Year 3

Experimental work, further analysis of global case studies experimental. The student will be expected to present their work in progress in at least one UK and one international conference per year

Further reading

Blanks DE, Holwell DA, Fiorentini ML, Moroni M, Giuliani A, Tassara S, González-Jiménez J-M, Boyce AJ, Ferrari E. 2020. Fluxing of mantle carbon as a physical agent for metallogenic fertilisation of the crust. Nature Communications, 11, 4342, https://doi.org/10.1038/s41467-020-18157-6

Goodenough KM, Deady EA, Beard CD, Broom-Fendley S, Elliot HAL, van den Berg F, Ozturk H. Carbonatites and Alkaline Igneous Rocks in Post-Collisional Settings: Storehouses of Rare Earth Elements. Journal of Earth Science, https://doi.org/10.1007/s12583-021-1500-5

Holwell DA, Blanks DE. 2020. Emplacement of magmatic Cu-Au-Te(-Ni-PGE) sulfide blebs in alkaline mafic rocks of the Mordor Complex, Northern Territory, Australia. Mineralium Deposita,  https://doi.org/10.1007/s00126-020-01015-2

Holwell DA, Fiorentini M, McDonald I, Lu Y, Giuliani A, Smith DJ, Keith M, Locmelis M. 2019. A metasomatized lithospheric mantle control on the metallogenic signature of post-subduction magmatism. Nature Communications 10, 3511, https://doi.org/10.1038/s41467-019-11065-4

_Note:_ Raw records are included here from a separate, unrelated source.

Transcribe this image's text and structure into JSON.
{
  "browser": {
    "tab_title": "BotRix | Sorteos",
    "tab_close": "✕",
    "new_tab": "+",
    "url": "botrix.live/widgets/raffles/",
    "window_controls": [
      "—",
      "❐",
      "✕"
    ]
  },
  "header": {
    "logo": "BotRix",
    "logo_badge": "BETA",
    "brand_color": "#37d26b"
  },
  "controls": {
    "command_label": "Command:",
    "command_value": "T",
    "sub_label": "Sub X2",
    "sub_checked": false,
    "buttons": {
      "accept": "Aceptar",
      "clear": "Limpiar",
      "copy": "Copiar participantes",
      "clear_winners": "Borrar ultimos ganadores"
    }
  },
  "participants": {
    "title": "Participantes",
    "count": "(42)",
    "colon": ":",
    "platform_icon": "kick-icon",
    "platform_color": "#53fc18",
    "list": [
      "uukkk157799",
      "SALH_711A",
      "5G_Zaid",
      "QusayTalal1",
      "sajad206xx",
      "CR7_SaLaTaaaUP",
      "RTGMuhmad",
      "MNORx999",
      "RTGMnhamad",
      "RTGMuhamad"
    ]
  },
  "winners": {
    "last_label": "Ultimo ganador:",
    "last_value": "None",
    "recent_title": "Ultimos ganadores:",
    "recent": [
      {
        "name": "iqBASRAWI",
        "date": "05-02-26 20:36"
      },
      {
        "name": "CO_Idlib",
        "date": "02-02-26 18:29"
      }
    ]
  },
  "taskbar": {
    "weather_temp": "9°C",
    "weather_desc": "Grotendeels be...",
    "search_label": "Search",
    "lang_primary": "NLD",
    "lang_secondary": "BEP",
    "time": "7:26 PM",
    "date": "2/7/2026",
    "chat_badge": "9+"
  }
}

Nabyl Z, Massuyeau M, Gaillard F, Tuduri J, Iacono-MArziano G, Rogerie G, Le Trong E, Di Carlo I, Melleton J, Bailly L. 2020. A window in the course of alkaline magma differentiation conducive to immiscible REE-rich carbonatites. Geochimica et Cosmochimica Acta 282, 297-323.

Styles MT, Gunn AG, Rollin KE. 2004. A preliminary study of PGE in the Late Caledonian Loch Borralan and Loch Ailsh alkaline pyroxenite-syenite complexes, north-west Scotland. Mineral Deposita 39:240–255

 

COVID-19

COVID-19 may impact the ability to travel to field sites and external laboratories. The first field site is in the UK, and is accessible. In addition, cores are available to work on at the BGS in Keyworth. The supervisory team have a large sample suite that would be available if sampling is delayed. Almost all of the analytical work will be done at UoL. Visits to external collaborators and labs are planned, but if they are not possible, samples can be sent to be analysed in the respective labs.